- Opening Delimiter -
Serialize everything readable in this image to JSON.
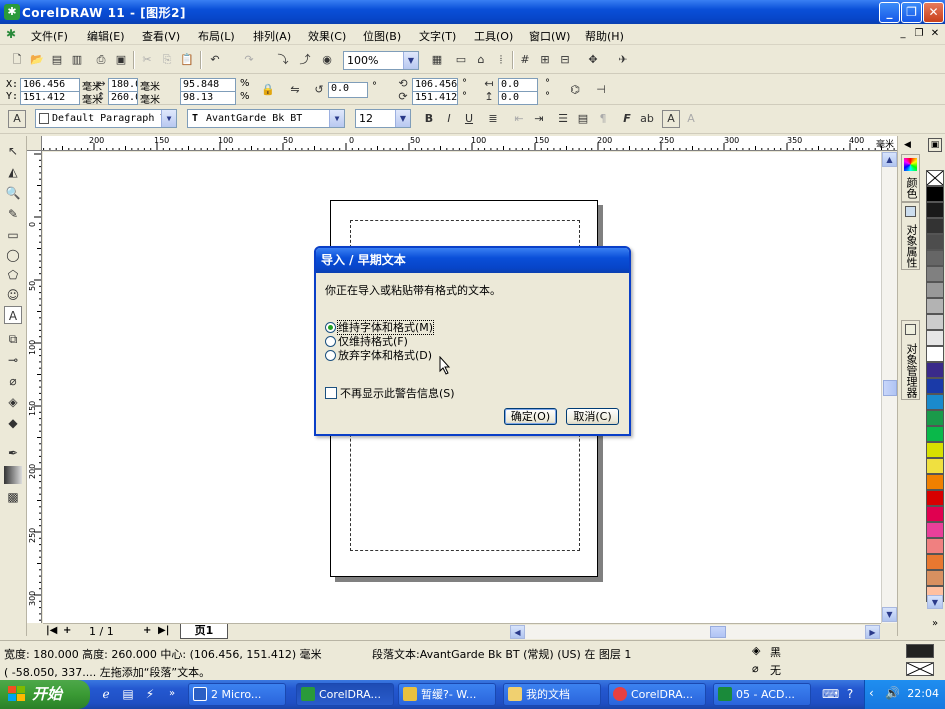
{
  "window": {
    "title": "CorelDRAW 11 - [图形2]",
    "app_icon": "coreldraw-icon"
  },
  "menu": [
    "文件(F)",
    "编辑(E)",
    "查看(V)",
    "布局(L)",
    "排列(A)",
    "效果(C)",
    "位图(B)",
    "文字(T)",
    "工具(O)",
    "窗口(W)",
    "帮助(H)"
  ],
  "standard_toolbar": {
    "zoom": "100%"
  },
  "property_bar": {
    "x_label": "X:",
    "y_label": "Y:",
    "x": "106.456",
    "y": "151.412",
    "pos_unit": "毫米",
    "width": "180.0",
    "height": "260.0",
    "size_unit": "毫米",
    "scale_x": "95.848",
    "scale_y": "98.13",
    "pct": "%",
    "rotation": "0.0",
    "degree": "°",
    "center_x": "106.456",
    "center_y": "151.412",
    "offset_x": "0.0",
    "offset_y": "0.0"
  },
  "text_bar": {
    "style": "Default Paragraph T",
    "font": "AvantGarde Bk BT",
    "size": "12"
  },
  "ruler": {
    "h_labels": [
      "200",
      "150",
      "100",
      "50",
      "0",
      "50",
      "100",
      "150",
      "200",
      "250",
      "300",
      "350",
      "400"
    ],
    "v_labels": [
      "0",
      "50",
      "100",
      "150",
      "200",
      "250",
      "300"
    ],
    "unit": "毫米"
  },
  "dockers": [
    "颜色",
    "对象属性",
    "对象管理器"
  ],
  "palette": [
    "#000000",
    "#1a1a1a",
    "#333333",
    "#4d4d4d",
    "#666666",
    "#808080",
    "#999999",
    "#b3b3b3",
    "#cccccc",
    "#e6e6e6",
    "#ffffff",
    "#3a2a8a",
    "#1a3aa8",
    "#1a8acc",
    "#1a9a4a",
    "#0ab84a",
    "#d8e000",
    "#f0e040",
    "#f08000",
    "#d80000",
    "#e00050",
    "#e8409a",
    "#f08080",
    "#e87830",
    "#d89060",
    "#ffc0a0"
  ],
  "page_nav": {
    "counter": "1 / 1",
    "current_tab": "页1"
  },
  "status": {
    "line1": "宽度: 180.000  高度: 260.000  中心: (106.456, 151.412)  毫米",
    "object_info": "段落文本:AvantGarde Bk BT (常规) (US) 在 图层 1",
    "line2": "( -58.050, 337....  左拖添加“段落”文本。",
    "fill": "黑",
    "outline": "无"
  },
  "dialog": {
    "title": "导入 / 早期文本",
    "message": "你正在导入或粘贴带有格式的文本。",
    "options": [
      {
        "label": "维持字体和格式(M)",
        "selected": true
      },
      {
        "label": "仅维持格式(F)",
        "selected": false
      },
      {
        "label": "放弃字体和格式(D)",
        "selected": false
      }
    ],
    "checkbox_label": "不再显示此警告信息(S)",
    "ok": "确定(O)",
    "cancel": "取消(C)"
  },
  "taskbar": {
    "start": "开始",
    "tasks": [
      "2 Micro...",
      "CorelDRA...",
      "暂缓?- W...",
      "我的文档",
      "CorelDRA...",
      "05 - ACD..."
    ],
    "clock": "22:04"
  }
}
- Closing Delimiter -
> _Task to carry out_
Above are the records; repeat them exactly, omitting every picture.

> _The completed task_
Serialize everything readable in this image to JSON.
{
  "window": {
    "title": "CorelDRAW 11 - [图形2]",
    "app_icon": "coreldraw-icon"
  },
  "menu": [
    "文件(F)",
    "编辑(E)",
    "查看(V)",
    "布局(L)",
    "排列(A)",
    "效果(C)",
    "位图(B)",
    "文字(T)",
    "工具(O)",
    "窗口(W)",
    "帮助(H)"
  ],
  "standard_toolbar": {
    "zoom": "100%"
  },
  "property_bar": {
    "x_label": "X:",
    "y_label": "Y:",
    "x": "106.456",
    "y": "151.412",
    "pos_unit": "毫米",
    "width": "180.0",
    "height": "260.0",
    "size_unit": "毫米",
    "scale_x": "95.848",
    "scale_y": "98.13",
    "pct": "%",
    "rotation": "0.0",
    "degree": "°",
    "center_x": "106.456",
    "center_y": "151.412",
    "offset_x": "0.0",
    "offset_y": "0.0"
  },
  "text_bar": {
    "style": "Default Paragraph T",
    "font": "AvantGarde Bk BT",
    "size": "12"
  },
  "ruler": {
    "h_labels": [
      "200",
      "150",
      "100",
      "50",
      "0",
      "50",
      "100",
      "150",
      "200",
      "250",
      "300",
      "350",
      "400"
    ],
    "v_labels": [
      "0",
      "50",
      "100",
      "150",
      "200",
      "250",
      "300"
    ],
    "unit": "毫米"
  },
  "dockers": [
    "颜色",
    "对象属性",
    "对象管理器"
  ],
  "palette": [
    "#000000",
    "#1a1a1a",
    "#333333",
    "#4d4d4d",
    "#666666",
    "#808080",
    "#999999",
    "#b3b3b3",
    "#cccccc",
    "#e6e6e6",
    "#ffffff",
    "#3a2a8a",
    "#1a3aa8",
    "#1a8acc",
    "#1a9a4a",
    "#0ab84a",
    "#d8e000",
    "#f0e040",
    "#f08000",
    "#d80000",
    "#e00050",
    "#e8409a",
    "#f08080",
    "#e87830",
    "#d89060",
    "#ffc0a0"
  ],
  "page_nav": {
    "counter": "1 / 1",
    "current_tab": "页1"
  },
  "status": {
    "line1": "宽度: 180.000  高度: 260.000  中心: (106.456, 151.412)  毫米",
    "object_info": "段落文本:AvantGarde Bk BT (常规) (US) 在 图层 1",
    "line2": "( -58.050, 337....  左拖添加“段落”文本。",
    "fill": "黑",
    "outline": "无"
  },
  "dialog": {
    "title": "导入 / 早期文本",
    "message": "你正在导入或粘贴带有格式的文本。",
    "options": [
      {
        "label": "维持字体和格式(M)",
        "selected": true
      },
      {
        "label": "仅维持格式(F)",
        "selected": false
      },
      {
        "label": "放弃字体和格式(D)",
        "selected": false
      }
    ],
    "checkbox_label": "不再显示此警告信息(S)",
    "ok": "确定(O)",
    "cancel": "取消(C)"
  },
  "taskbar": {
    "start": "开始",
    "tasks": [
      "2 Micro...",
      "CorelDRA...",
      "暂缓?- W...",
      "我的文档",
      "CorelDRA...",
      "05 - ACD..."
    ],
    "clock": "22:04"
  }
}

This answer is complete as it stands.